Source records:
──────────────────────────────
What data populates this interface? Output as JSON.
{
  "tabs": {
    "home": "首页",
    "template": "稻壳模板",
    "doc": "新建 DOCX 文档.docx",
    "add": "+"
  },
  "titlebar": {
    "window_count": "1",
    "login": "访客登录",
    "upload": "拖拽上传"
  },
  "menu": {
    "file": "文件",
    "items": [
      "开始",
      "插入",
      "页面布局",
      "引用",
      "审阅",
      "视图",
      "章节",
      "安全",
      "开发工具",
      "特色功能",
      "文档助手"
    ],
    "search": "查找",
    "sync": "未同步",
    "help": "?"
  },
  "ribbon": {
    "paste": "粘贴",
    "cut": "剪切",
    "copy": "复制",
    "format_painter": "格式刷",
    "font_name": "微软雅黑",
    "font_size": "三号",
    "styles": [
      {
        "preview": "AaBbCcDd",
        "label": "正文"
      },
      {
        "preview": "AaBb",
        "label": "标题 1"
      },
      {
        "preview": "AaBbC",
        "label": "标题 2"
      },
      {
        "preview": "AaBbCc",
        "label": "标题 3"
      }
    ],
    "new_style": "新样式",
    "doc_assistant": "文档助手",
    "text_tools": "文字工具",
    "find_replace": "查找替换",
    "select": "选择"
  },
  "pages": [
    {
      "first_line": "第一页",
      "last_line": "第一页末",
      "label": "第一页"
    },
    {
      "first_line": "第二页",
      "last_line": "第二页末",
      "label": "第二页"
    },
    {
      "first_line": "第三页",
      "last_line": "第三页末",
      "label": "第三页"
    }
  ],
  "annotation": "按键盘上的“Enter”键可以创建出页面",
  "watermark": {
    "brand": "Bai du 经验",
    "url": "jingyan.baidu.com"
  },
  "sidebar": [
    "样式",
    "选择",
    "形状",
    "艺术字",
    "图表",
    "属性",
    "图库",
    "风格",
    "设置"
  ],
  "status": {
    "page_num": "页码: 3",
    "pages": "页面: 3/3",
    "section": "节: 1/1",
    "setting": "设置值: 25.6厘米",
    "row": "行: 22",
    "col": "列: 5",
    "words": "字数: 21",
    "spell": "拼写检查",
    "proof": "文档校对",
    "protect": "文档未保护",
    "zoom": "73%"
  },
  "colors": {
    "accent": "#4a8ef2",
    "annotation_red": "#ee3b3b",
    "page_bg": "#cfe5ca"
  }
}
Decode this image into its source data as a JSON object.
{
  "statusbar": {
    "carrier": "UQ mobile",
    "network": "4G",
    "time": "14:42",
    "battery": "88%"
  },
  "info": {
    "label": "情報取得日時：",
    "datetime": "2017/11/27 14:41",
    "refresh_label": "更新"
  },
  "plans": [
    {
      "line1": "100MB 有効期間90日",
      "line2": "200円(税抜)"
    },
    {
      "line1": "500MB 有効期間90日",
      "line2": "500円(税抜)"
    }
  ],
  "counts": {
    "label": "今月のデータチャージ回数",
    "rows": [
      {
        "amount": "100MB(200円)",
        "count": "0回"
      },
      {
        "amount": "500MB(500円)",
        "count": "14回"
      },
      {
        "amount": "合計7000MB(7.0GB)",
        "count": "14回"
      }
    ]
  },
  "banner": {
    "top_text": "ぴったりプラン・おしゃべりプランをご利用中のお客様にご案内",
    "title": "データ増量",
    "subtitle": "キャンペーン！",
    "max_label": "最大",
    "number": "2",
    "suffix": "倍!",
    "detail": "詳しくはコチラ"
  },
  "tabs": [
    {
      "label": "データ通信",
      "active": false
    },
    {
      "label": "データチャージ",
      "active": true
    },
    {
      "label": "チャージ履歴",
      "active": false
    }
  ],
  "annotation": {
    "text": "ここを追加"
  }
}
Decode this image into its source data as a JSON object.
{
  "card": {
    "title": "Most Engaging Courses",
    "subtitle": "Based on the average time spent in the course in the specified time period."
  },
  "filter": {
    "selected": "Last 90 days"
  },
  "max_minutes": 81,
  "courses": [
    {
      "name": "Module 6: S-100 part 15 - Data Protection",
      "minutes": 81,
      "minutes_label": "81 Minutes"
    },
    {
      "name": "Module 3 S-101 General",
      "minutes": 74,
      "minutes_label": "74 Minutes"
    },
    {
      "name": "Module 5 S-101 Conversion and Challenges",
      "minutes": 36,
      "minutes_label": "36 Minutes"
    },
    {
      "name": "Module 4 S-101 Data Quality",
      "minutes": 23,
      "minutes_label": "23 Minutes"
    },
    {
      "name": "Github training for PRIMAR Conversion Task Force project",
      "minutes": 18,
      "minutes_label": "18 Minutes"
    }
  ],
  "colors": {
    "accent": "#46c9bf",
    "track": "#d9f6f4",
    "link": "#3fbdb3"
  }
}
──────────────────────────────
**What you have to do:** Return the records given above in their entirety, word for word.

**Exercise output:**
What data populates this interface? Output as JSON.
{
  "tabs": {
    "home": "首页",
    "template": "稻壳模板",
    "doc": "新建 DOCX 文档.docx",
    "add": "+"
  },
  "titlebar": {
    "window_count": "1",
    "login": "访客登录",
    "upload": "拖拽上传"
  },
  "menu": {
    "file": "文件",
    "items": [
      "开始",
      "插入",
      "页面布局",
      "引用",
      "审阅",
      "视图",
      "章节",
      "安全",
      "开发工具",
      "特色功能",
      "文档助手"
    ],
    "search": "查找",
    "sync": "未同步",
    "help": "?"
  },
  "ribbon": {
    "paste": "粘贴",
    "cut": "剪切",
    "copy": "复制",
    "format_painter": "格式刷",
    "font_name": "微软雅黑",
    "font_size": "三号",
    "styles": [
      {
        "preview": "AaBbCcDd",
        "label": "正文"
      },
      {
        "preview": "AaBb",
        "label": "标题 1"
      },
      {
        "preview": "AaBbC",
        "label": "标题 2"
      },
      {
        "preview": "AaBbCc",
        "label": "标题 3"
      }
    ],
    "new_style": "新样式",
    "doc_assistant": "文档助手",
    "text_tools": "文字工具",
    "find_replace": "查找替换",
    "select": "选择"
  },
  "pages": [
    {
      "first_line": "第一页",
      "last_line": "第一页末",
      "label": "第一页"
    },
    {
      "first_line": "第二页",
      "last_line": "第二页末",
      "label": "第二页"
    },
    {
      "first_line": "第三页",
      "last_line": "第三页末",
      "label": "第三页"
    }
  ],
  "annotation": "按键盘上的“Enter”键可以创建出页面",
  "watermark": {
    "brand": "Bai du 经验",
    "url": "jingyan.baidu.com"
  },
  "sidebar": [
    "样式",
    "选择",
    "形状",
    "艺术字",
    "图表",
    "属性",
    "图库",
    "风格",
    "设置"
  ],
  "status": {
    "page_num": "页码: 3",
    "pages": "页面: 3/3",
    "section": "节: 1/1",
    "setting": "设置值: 25.6厘米",
    "row": "行: 22",
    "col": "列: 5",
    "words": "字数: 21",
    "spell": "拼写检查",
    "proof": "文档校对",
    "protect": "文档未保护",
    "zoom": "73%"
  },
  "colors": {
    "accent": "#4a8ef2",
    "annotation_red": "#ee3b3b",
    "page_bg": "#cfe5ca"
  }
}
Decode this image into its source data as a JSON object.
{
  "statusbar": {
    "carrier": "UQ mobile",
    "network": "4G",
    "time": "14:42",
    "battery": "88%"
  },
  "info": {
    "label": "情報取得日時：",
    "datetime": "2017/11/27 14:41",
    "refresh_label": "更新"
  },
  "plans": [
    {
      "line1": "100MB 有効期間90日",
      "line2": "200円(税抜)"
    },
    {
      "line1": "500MB 有効期間90日",
      "line2": "500円(税抜)"
    }
  ],
  "counts": {
    "label": "今月のデータチャージ回数",
    "rows": [
      {
        "amount": "100MB(200円)",
        "count": "0回"
      },
      {
        "amount": "500MB(500円)",
        "count": "14回"
      },
      {
        "amount": "合計7000MB(7.0GB)",
        "count": "14回"
      }
    ]
  },
  "banner": {
    "top_text": "ぴったりプラン・おしゃべりプランをご利用中のお客様にご案内",
    "title": "データ増量",
    "subtitle": "キャンペーン！",
    "max_label": "最大",
    "number": "2",
    "suffix": "倍!",
    "detail": "詳しくはコチラ"
  },
  "tabs": [
    {
      "label": "データ通信",
      "active": false
    },
    {
      "label": "データチャージ",
      "active": true
    },
    {
      "label": "チャージ履歴",
      "active": false
    }
  ],
  "annotation": {
    "text": "ここを追加"
  }
}
Decode this image into its source data as a JSON object.
{
  "card": {
    "title": "Most Engaging Courses",
    "subtitle": "Based on the average time spent in the course in the specified time period."
  },
  "filter": {
    "selected": "Last 90 days"
  },
  "max_minutes": 81,
  "courses": [
    {
      "name": "Module 6: S-100 part 15 - Data Protection",
      "minutes": 81,
      "minutes_label": "81 Minutes"
    },
    {
      "name": "Module 3 S-101 General",
      "minutes": 74,
      "minutes_label": "74 Minutes"
    },
    {
      "name": "Module 5 S-101 Conversion and Challenges",
      "minutes": 36,
      "minutes_label": "36 Minutes"
    },
    {
      "name": "Module 4 S-101 Data Quality",
      "minutes": 23,
      "minutes_label": "23 Minutes"
    },
    {
      "name": "Github training for PRIMAR Conversion Task Force project",
      "minutes": 18,
      "minutes_label": "18 Minutes"
    }
  ],
  "colors": {
    "accent": "#46c9bf",
    "track": "#d9f6f4",
    "link": "#3fbdb3"
  }
}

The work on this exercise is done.